(What now follows is a quasi-summary of Chapter 4, the Preamble to Part II.)
After making clear in Part I why he believes the current, dominant, physicalist ontology needs replacing, in this part he develops an idealist ontology to do just that. The chapters in this part “articulate and defend a present-day form of the ontology of idealism, according to which all existence consists solely of ideas: thoughts, emotions, perceptions, intuitions, imagination, etc.” (IOTW, p. 52) His contention is that the facts of nature are essentially phenomenal; that is, that what we experience as the inanimate universe is in fact “simply the extrinsic appearance of impersonal mental processes.” (IOTW, p. 52) He state that “Nature is unequivocally telling us not only that there is something conscious inner life looks like from a second-person perspective, but that this ‘something’ takes the form of what we call ‘matter’ […].” (IOTW, p. 52) His book, then, "seeks to look at nature without theoretical preconceptions: if the matter in a working brain is the extrinsic appearance of conscious inner life, then – at least in principle – so should the matter in the inanimate universe as a whole be. (IOTW, pp. 52-53) This view of reality, however, sounds to many as counterintuitive. He hastens to point out that it is essential to distinguish between idealism and solipsism, for they are often incorrectly confused. Solipsism maintains that the world is your individual, one might say personal, dream: all that exists is what you think. Idealism, by contrast, asserts that “the whole universe I in mind, but not in your individual psyche alone, for mind extends far beyond the boundaries of personal introspection.” (IOTW, p. 53)
He lays out his theory in two chapters. Chapter 5 explains our classical, non-contextual world under idealism, emphasizing that “the notion of a mental universe is the most parsimonious and powerful explanation of our daily experiences. The chapter argues that existence consists of patterns of self-excitation of one universal mind.” (IOTW, p. 54) In other words, other living organisms are “dissociated alters of this universal mind”, which he calls “mind-at-large”. In his idealist view of reality, the inanimate universe (and all alters, of course) are external to our individual psyches (i.e., “out there”), but still within, or inside, universal mind. (IOTW, p. 54) In Chapter 6, then, he tackles th quantum notion of “contextuality”; that is that the properties of the physical world, such as the position and momentum of objects, “do not exist independently of observation.” (IOTW, p. 54) Stated differently, “The physical world we perceive isn’t merely discovered by observation, but created by it.” (IOTW, p. 54). What he is attempting to show is how the naïve-realist notion of an autonomously existing external world is untenable. It is in this chapter that the shows how idealism makes sense without being reducible to solipsism.

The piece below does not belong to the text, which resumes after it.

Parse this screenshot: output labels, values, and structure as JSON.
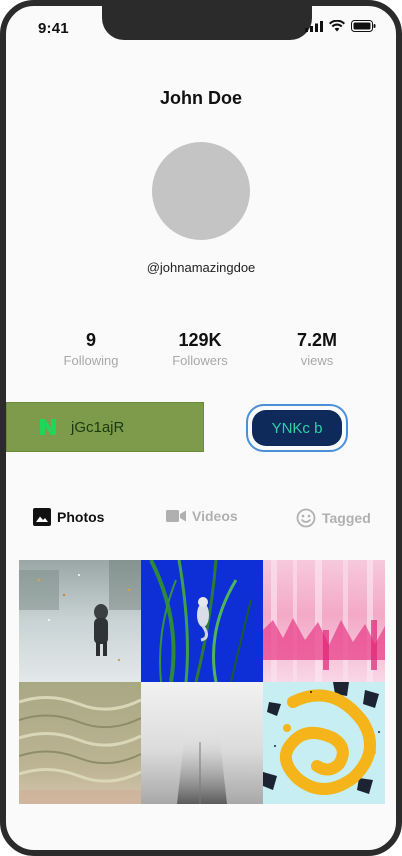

Part II provides the theoretical foundation for his idealist ontology. Part IV will deal with the empirical case for it.
Reading / Watching / Listening
Kastrup, Bernardo (2019) The Idea of the World: A multi-disciplinary argument for the mental nature of reality [IOTW] , Winchester, UK/Washington, USA , iff Books, pp. 51-122.
Kastrup, IOTW, Ch 5, An Ontological Solution to the Mind-Body Problem (online)
Kastrup, IOTW, Ch 6, Making Sense of the Mental Universe (online)
Seed Question Complexes
How convincing do you find Kastrup’s case as presented in this part of the book? What do you consider to be the strong points of his argumentation? Which weaknesses, if any, can you identify?
Has Kastrup in fact provided an ontological solution to the mind-body problem? How do you understand his notion of “spatially unbound consciousness”? His use of the psychological process of “dissociation” is a somewhat creative approach to allowing for the existence of other living organisms. What is your view of this approach’s tenability? Have you been convinced?
How do you feel about his dive into quantum physics and the notion of “contextuality” (in a sense, a microcosmic approach) as a way of making a case for his explanation of macrocosmic reality (that is, the world as we encounter and experience it)? Has this approach helped you make sense of reality, or make sense of the notion of a mental universe in general?
Has your reading of this part of the text modified your understanding of what he was trying to achieve in Part I of the book. What further consequences has your reading had for your own understanding of reality?
Context, Backstory, and Related Topics
Welcomes (especially if we have new participants)
General overview of the session
Gather first reactions and open questions that might be answered in our discussion
Engage the reading from the vantage of Chapter 5 and Chapter 6
Round-up and preview of coming attractions (what’s up next time)